Write how many lines in the records below include the string "Triggers". No other text should be given.

-- Material supplied follows --

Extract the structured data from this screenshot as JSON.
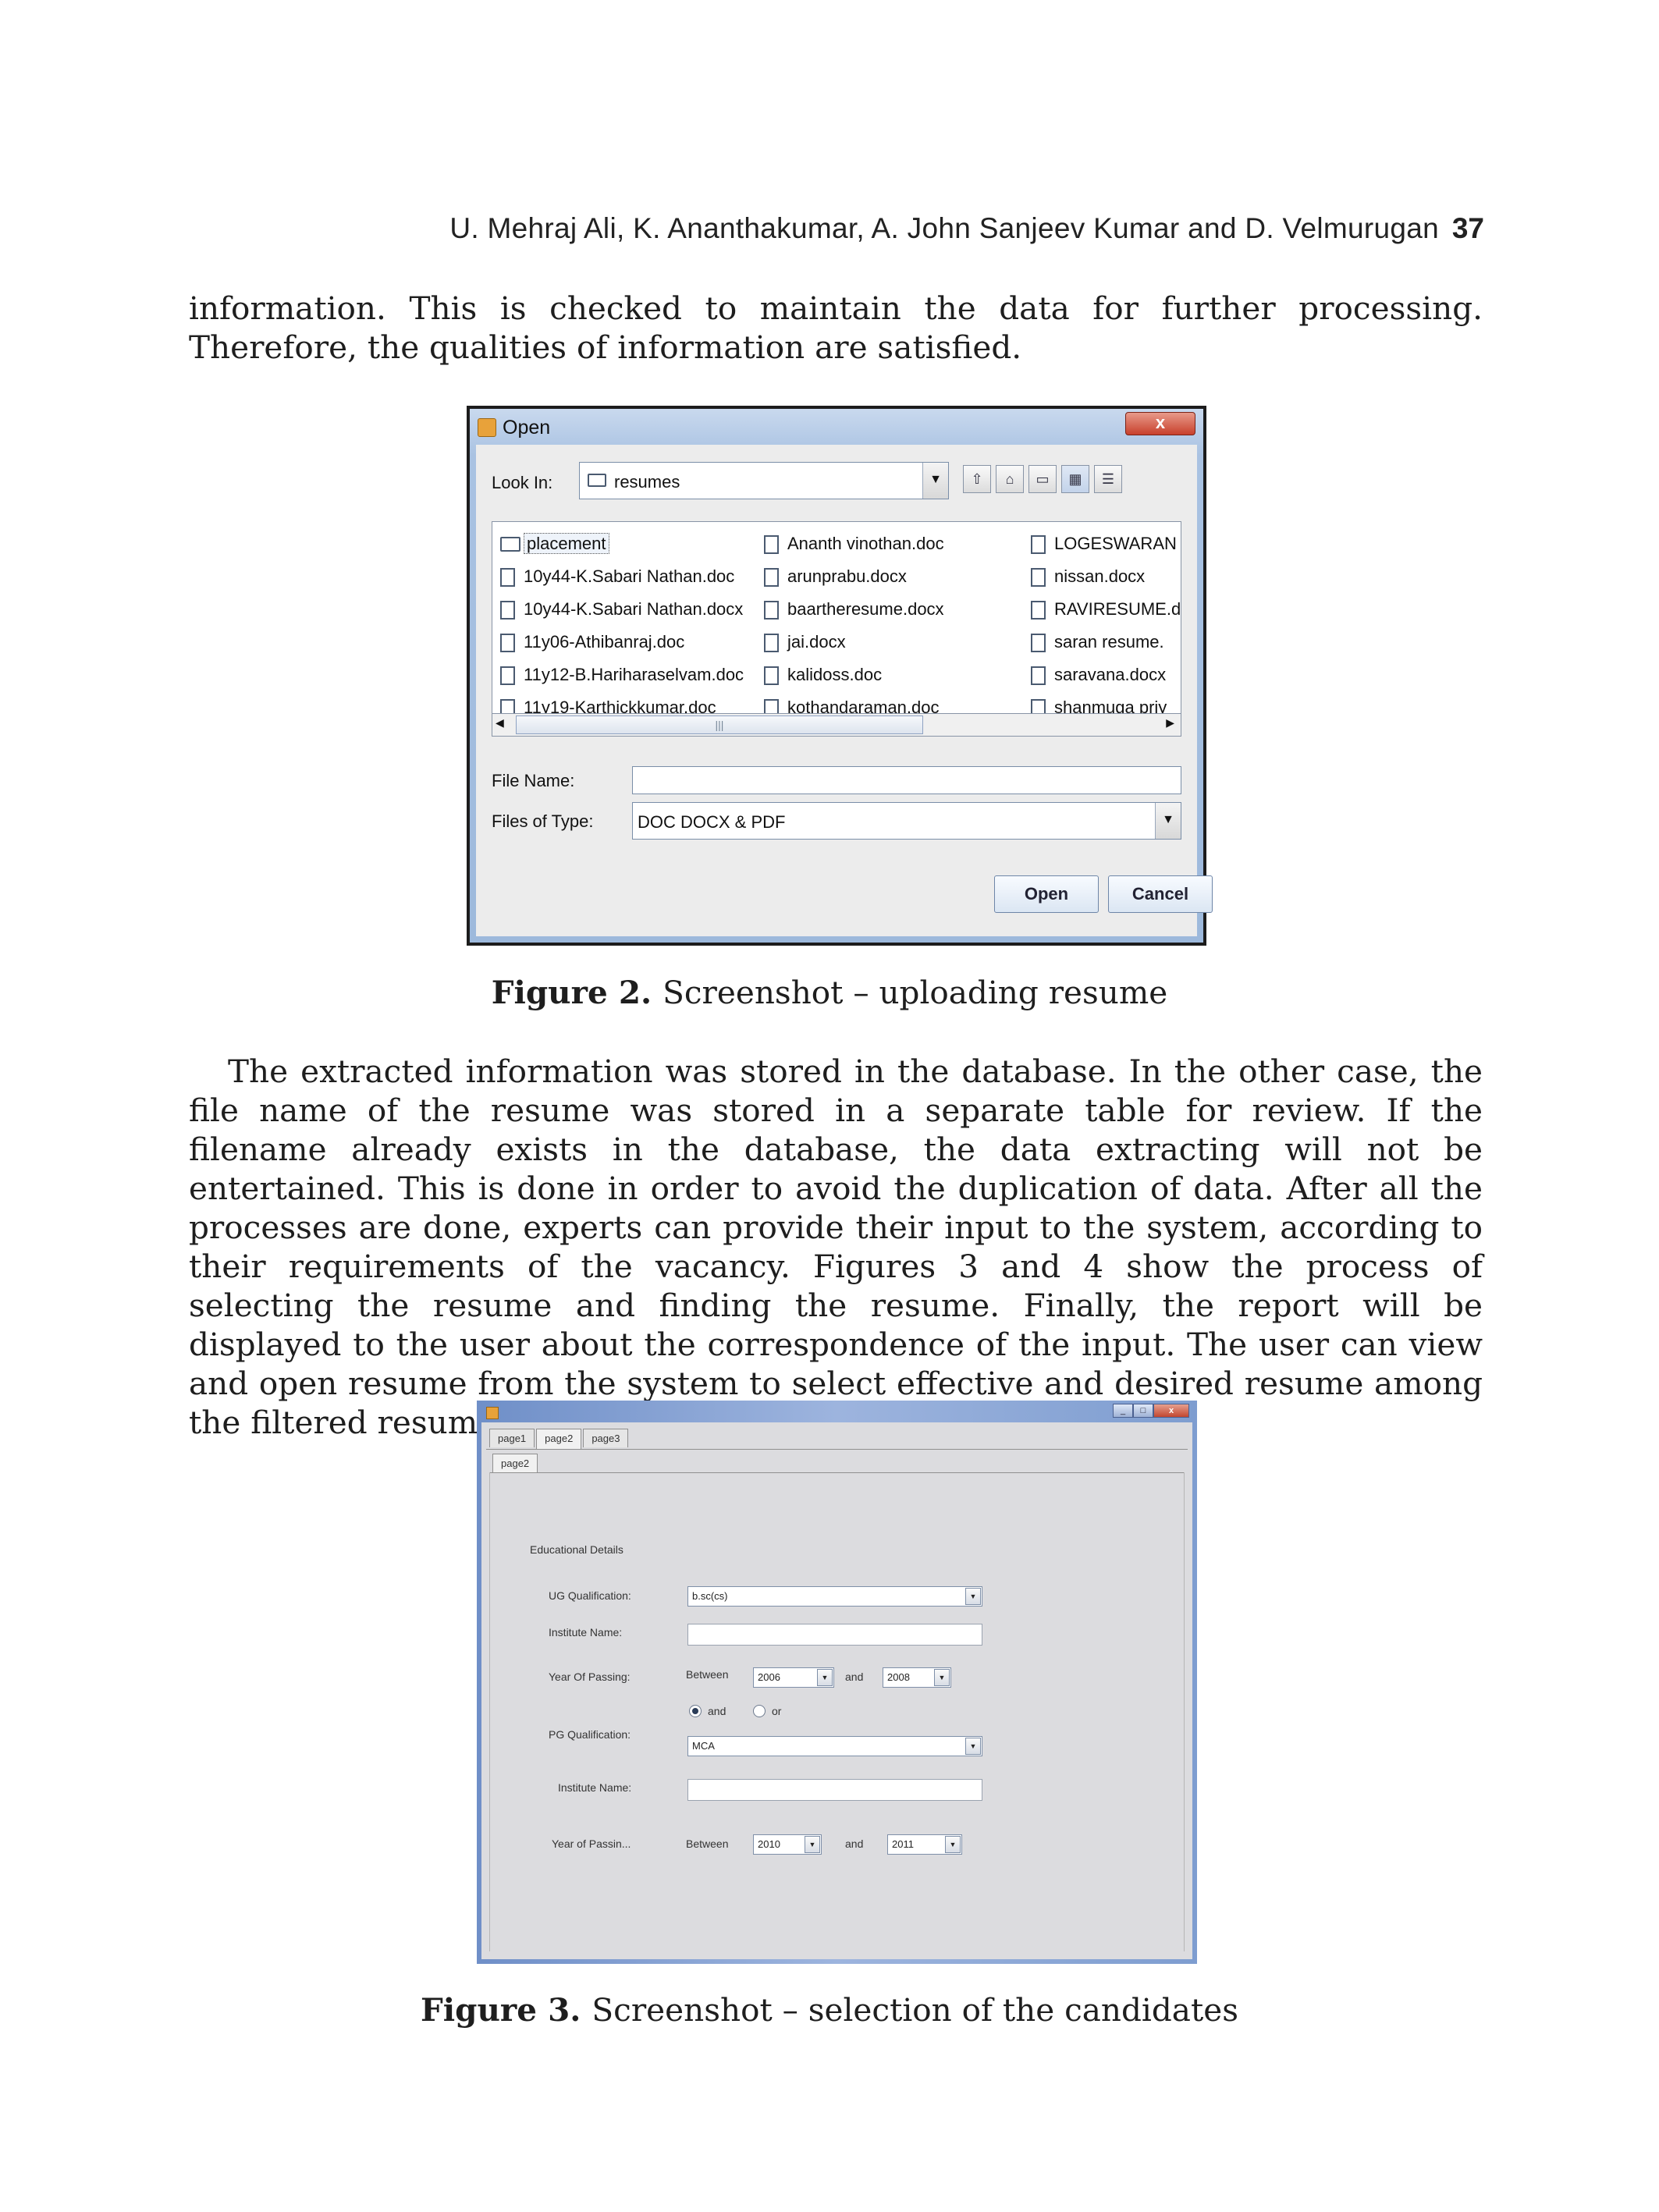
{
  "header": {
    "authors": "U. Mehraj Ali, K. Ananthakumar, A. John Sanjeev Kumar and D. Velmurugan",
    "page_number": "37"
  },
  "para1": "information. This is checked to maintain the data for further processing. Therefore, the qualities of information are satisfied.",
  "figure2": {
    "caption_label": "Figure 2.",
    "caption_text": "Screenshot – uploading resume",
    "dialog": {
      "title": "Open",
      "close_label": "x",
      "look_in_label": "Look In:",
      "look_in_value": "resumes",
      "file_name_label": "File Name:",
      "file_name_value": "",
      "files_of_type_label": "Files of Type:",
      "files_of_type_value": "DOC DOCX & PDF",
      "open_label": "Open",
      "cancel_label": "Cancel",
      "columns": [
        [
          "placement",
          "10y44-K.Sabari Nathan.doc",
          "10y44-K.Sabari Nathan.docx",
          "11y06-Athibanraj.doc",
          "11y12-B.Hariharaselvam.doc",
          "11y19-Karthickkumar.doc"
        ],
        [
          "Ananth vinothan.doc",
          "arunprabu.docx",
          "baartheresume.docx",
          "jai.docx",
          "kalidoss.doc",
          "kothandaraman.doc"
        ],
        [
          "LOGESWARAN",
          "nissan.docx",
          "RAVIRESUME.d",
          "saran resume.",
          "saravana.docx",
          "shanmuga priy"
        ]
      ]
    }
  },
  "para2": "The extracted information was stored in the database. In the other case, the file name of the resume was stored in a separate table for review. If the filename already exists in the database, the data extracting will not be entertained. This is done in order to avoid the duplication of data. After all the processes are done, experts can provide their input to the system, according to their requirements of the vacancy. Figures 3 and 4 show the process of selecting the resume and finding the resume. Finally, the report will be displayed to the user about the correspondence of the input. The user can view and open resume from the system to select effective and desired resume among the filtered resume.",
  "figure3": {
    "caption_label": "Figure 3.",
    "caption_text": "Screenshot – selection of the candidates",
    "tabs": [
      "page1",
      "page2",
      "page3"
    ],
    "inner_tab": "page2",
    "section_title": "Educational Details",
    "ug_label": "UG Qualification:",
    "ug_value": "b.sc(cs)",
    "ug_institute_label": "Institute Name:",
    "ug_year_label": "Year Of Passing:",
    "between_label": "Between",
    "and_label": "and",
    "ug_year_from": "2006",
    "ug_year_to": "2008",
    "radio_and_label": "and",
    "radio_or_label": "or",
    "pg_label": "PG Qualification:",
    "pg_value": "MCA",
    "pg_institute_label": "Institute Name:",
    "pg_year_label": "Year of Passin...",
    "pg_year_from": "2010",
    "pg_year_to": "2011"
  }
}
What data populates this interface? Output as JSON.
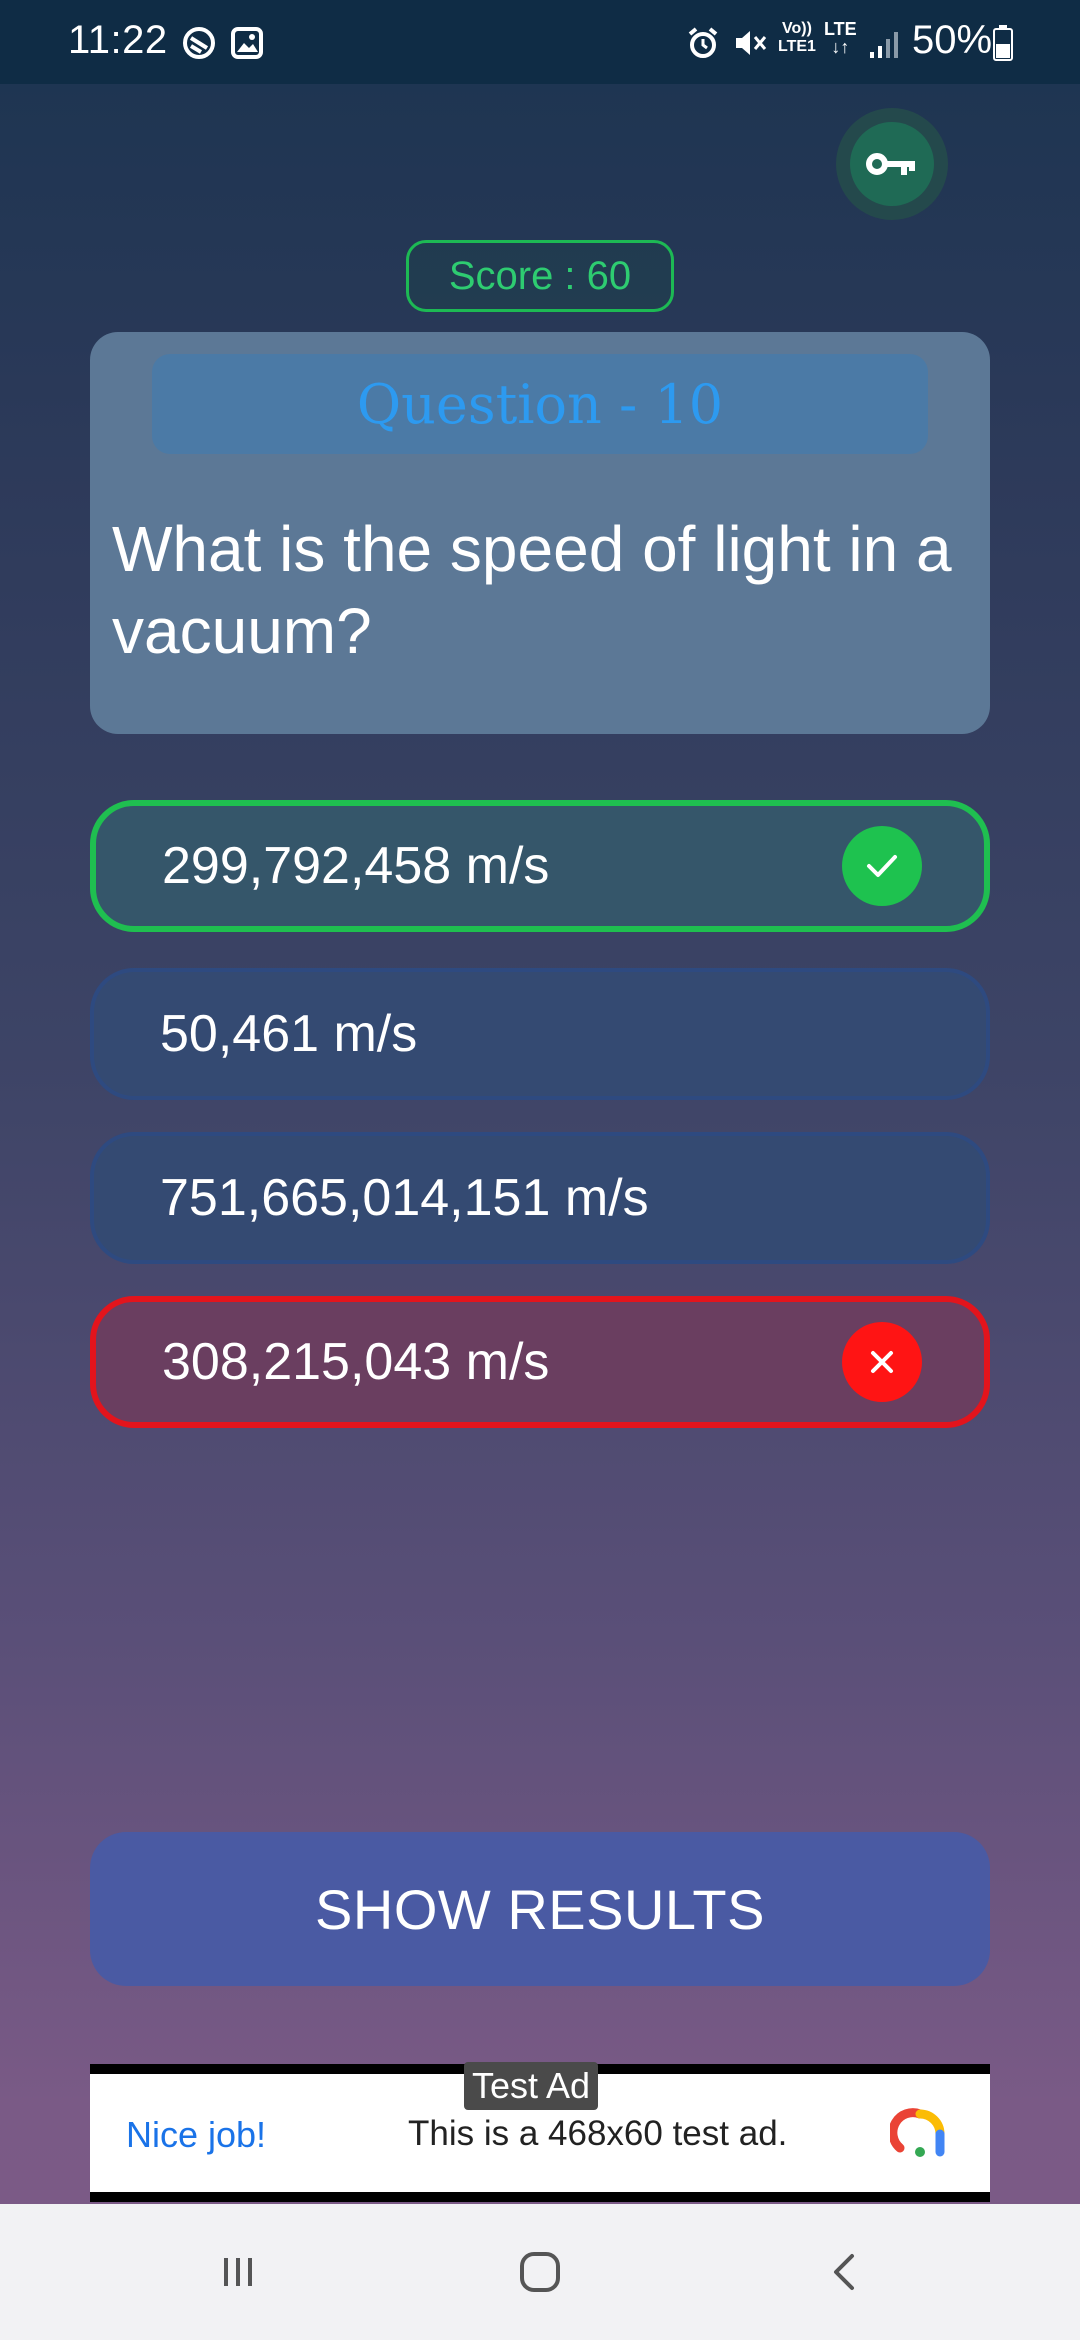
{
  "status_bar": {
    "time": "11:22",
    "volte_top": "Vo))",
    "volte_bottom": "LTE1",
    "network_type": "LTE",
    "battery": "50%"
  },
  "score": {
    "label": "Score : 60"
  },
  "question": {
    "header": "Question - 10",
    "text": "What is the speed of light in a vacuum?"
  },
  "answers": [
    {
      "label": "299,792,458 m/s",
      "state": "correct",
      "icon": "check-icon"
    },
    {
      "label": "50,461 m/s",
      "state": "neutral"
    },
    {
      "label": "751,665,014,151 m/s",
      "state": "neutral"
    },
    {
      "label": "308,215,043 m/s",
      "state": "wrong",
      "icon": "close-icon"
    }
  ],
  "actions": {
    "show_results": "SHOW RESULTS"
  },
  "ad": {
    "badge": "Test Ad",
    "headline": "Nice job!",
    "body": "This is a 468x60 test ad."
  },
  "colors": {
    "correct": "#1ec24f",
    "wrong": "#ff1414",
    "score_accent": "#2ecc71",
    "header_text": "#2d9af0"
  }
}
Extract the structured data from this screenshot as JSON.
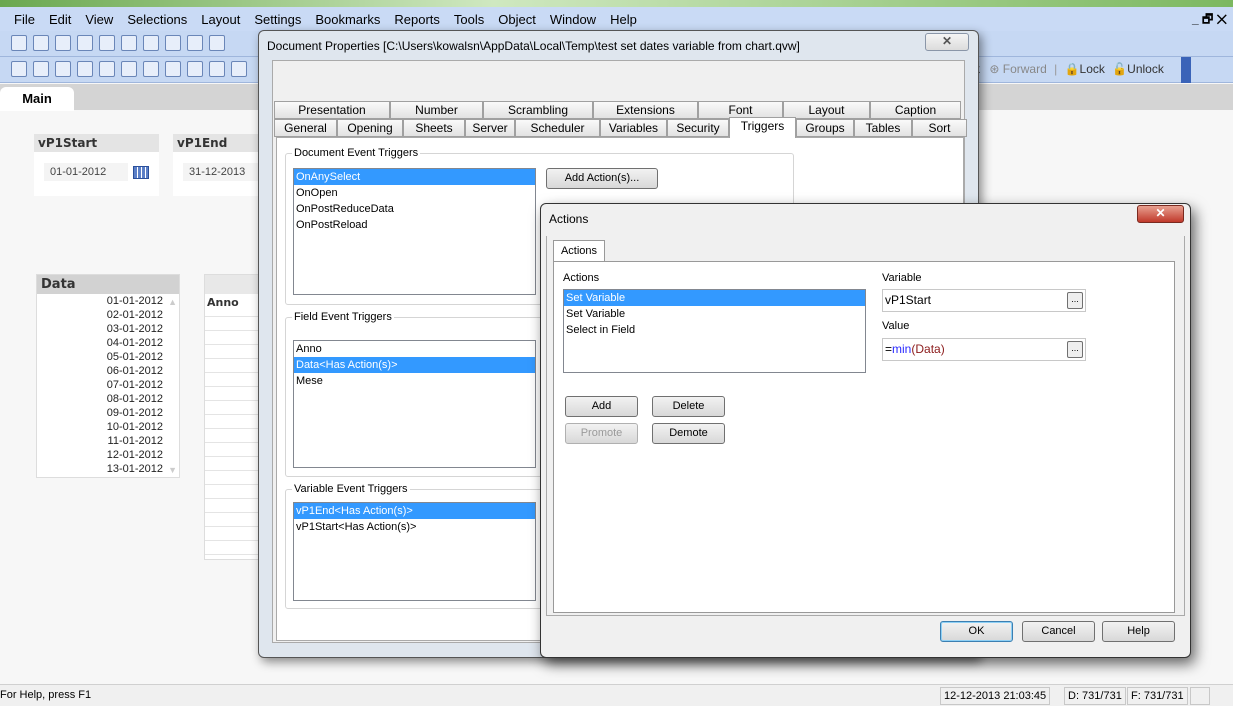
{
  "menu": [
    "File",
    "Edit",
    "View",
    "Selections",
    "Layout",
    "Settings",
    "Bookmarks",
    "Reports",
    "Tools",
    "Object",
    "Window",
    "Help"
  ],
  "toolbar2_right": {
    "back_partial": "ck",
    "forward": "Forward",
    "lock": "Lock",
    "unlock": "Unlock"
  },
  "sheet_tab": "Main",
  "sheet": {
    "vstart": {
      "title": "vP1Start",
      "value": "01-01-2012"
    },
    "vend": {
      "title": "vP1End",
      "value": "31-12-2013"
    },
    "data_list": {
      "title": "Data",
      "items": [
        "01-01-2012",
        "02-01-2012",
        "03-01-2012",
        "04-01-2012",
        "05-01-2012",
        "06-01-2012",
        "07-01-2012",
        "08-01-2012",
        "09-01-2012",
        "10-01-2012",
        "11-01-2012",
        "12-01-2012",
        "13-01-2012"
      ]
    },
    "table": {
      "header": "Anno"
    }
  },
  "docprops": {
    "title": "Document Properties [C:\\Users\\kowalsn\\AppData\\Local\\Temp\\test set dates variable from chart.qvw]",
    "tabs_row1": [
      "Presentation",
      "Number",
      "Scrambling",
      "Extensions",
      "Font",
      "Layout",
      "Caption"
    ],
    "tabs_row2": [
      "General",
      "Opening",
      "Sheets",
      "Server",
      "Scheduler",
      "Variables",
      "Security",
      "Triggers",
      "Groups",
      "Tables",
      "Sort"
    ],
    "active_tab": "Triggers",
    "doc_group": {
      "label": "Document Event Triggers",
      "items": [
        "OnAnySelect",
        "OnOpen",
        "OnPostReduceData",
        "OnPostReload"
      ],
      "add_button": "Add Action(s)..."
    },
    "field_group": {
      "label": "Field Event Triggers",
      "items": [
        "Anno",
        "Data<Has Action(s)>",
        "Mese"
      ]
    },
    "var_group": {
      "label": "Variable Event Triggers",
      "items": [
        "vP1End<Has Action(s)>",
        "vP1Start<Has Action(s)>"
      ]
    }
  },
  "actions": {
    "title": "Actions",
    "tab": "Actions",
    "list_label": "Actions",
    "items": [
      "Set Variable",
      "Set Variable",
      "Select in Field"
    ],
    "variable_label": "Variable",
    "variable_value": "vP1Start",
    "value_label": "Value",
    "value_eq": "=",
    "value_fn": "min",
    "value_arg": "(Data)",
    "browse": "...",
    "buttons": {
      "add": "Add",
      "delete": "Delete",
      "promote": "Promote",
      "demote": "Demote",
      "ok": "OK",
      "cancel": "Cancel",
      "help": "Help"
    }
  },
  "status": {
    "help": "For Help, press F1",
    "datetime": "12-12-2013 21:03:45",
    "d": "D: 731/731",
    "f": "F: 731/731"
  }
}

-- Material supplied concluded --

Answer to the exercise →
5